| Your instructions |
The records below are to be returned exactly as written, minus their pictures.

[Website and app data records]

== Segment start ==

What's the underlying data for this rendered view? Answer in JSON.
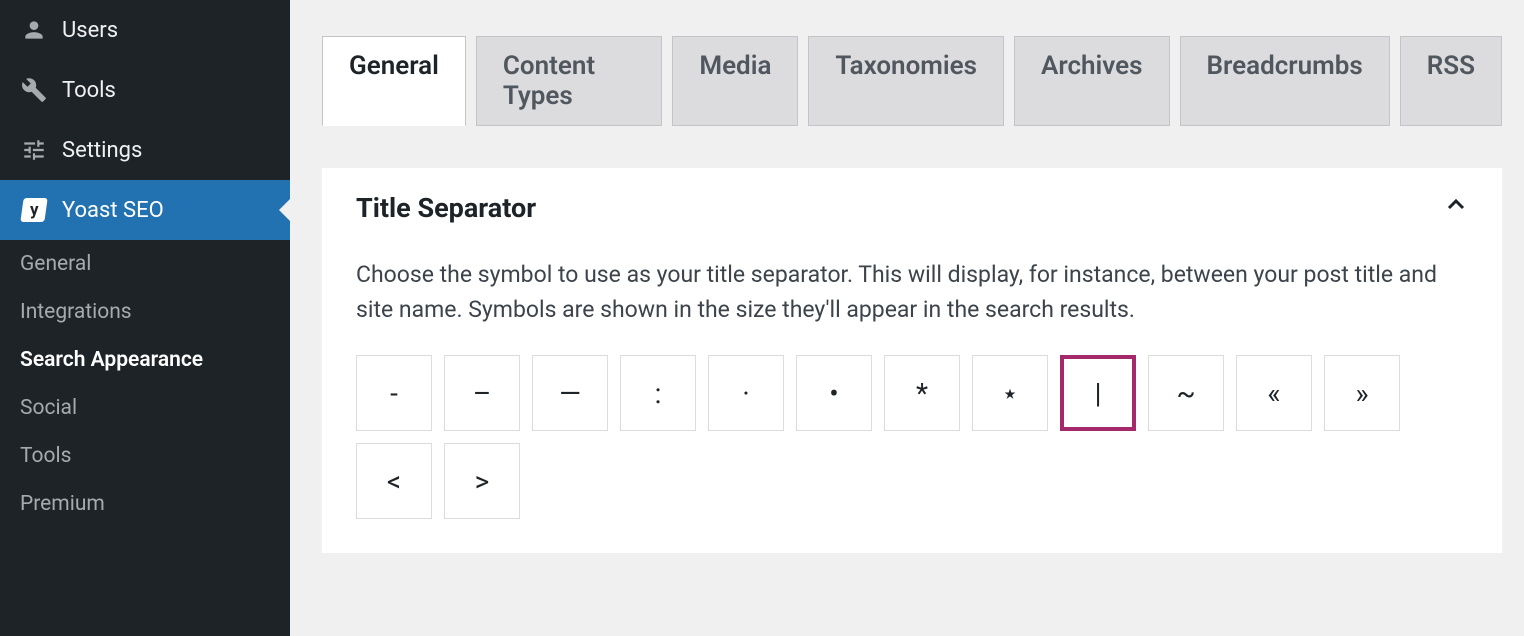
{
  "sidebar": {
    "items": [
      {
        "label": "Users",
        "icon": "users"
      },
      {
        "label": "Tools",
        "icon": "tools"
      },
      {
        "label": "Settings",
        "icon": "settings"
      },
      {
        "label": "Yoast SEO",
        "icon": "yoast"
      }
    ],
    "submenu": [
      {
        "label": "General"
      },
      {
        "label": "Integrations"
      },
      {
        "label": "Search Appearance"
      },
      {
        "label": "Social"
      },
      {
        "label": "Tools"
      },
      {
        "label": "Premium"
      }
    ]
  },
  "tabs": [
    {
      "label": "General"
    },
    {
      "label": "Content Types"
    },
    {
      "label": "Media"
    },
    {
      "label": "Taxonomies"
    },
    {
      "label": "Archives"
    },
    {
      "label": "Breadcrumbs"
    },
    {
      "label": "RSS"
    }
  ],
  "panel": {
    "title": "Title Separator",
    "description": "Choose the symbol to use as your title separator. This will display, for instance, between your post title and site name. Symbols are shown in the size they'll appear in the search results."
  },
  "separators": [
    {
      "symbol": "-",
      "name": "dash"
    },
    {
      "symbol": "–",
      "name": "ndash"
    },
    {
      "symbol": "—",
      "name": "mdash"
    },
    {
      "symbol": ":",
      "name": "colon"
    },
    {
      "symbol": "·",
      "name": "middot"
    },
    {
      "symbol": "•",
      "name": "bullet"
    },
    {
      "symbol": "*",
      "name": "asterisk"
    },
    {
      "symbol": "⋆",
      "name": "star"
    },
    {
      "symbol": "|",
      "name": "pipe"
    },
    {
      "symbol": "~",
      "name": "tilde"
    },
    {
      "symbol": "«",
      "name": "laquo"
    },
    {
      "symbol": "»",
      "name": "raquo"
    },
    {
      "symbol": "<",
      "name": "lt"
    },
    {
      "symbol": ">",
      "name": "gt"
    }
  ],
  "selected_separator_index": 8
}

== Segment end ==

| Output |
What's the underlying data for this rendered view? Answer in JSON.
{
  "sidebar": {
    "items": [
      {
        "label": "Users",
        "icon": "users"
      },
      {
        "label": "Tools",
        "icon": "tools"
      },
      {
        "label": "Settings",
        "icon": "settings"
      },
      {
        "label": "Yoast SEO",
        "icon": "yoast"
      }
    ],
    "submenu": [
      {
        "label": "General"
      },
      {
        "label": "Integrations"
      },
      {
        "label": "Search Appearance"
      },
      {
        "label": "Social"
      },
      {
        "label": "Tools"
      },
      {
        "label": "Premium"
      }
    ]
  },
  "tabs": [
    {
      "label": "General"
    },
    {
      "label": "Content Types"
    },
    {
      "label": "Media"
    },
    {
      "label": "Taxonomies"
    },
    {
      "label": "Archives"
    },
    {
      "label": "Breadcrumbs"
    },
    {
      "label": "RSS"
    }
  ],
  "panel": {
    "title": "Title Separator",
    "description": "Choose the symbol to use as your title separator. This will display, for instance, between your post title and site name. Symbols are shown in the size they'll appear in the search results."
  },
  "separators": [
    {
      "symbol": "-",
      "name": "dash"
    },
    {
      "symbol": "–",
      "name": "ndash"
    },
    {
      "symbol": "—",
      "name": "mdash"
    },
    {
      "symbol": ":",
      "name": "colon"
    },
    {
      "symbol": "·",
      "name": "middot"
    },
    {
      "symbol": "•",
      "name": "bullet"
    },
    {
      "symbol": "*",
      "name": "asterisk"
    },
    {
      "symbol": "⋆",
      "name": "star"
    },
    {
      "symbol": "|",
      "name": "pipe"
    },
    {
      "symbol": "~",
      "name": "tilde"
    },
    {
      "symbol": "«",
      "name": "laquo"
    },
    {
      "symbol": "»",
      "name": "raquo"
    },
    {
      "symbol": "<",
      "name": "lt"
    },
    {
      "symbol": ">",
      "name": "gt"
    }
  ],
  "selected_separator_index": 8
}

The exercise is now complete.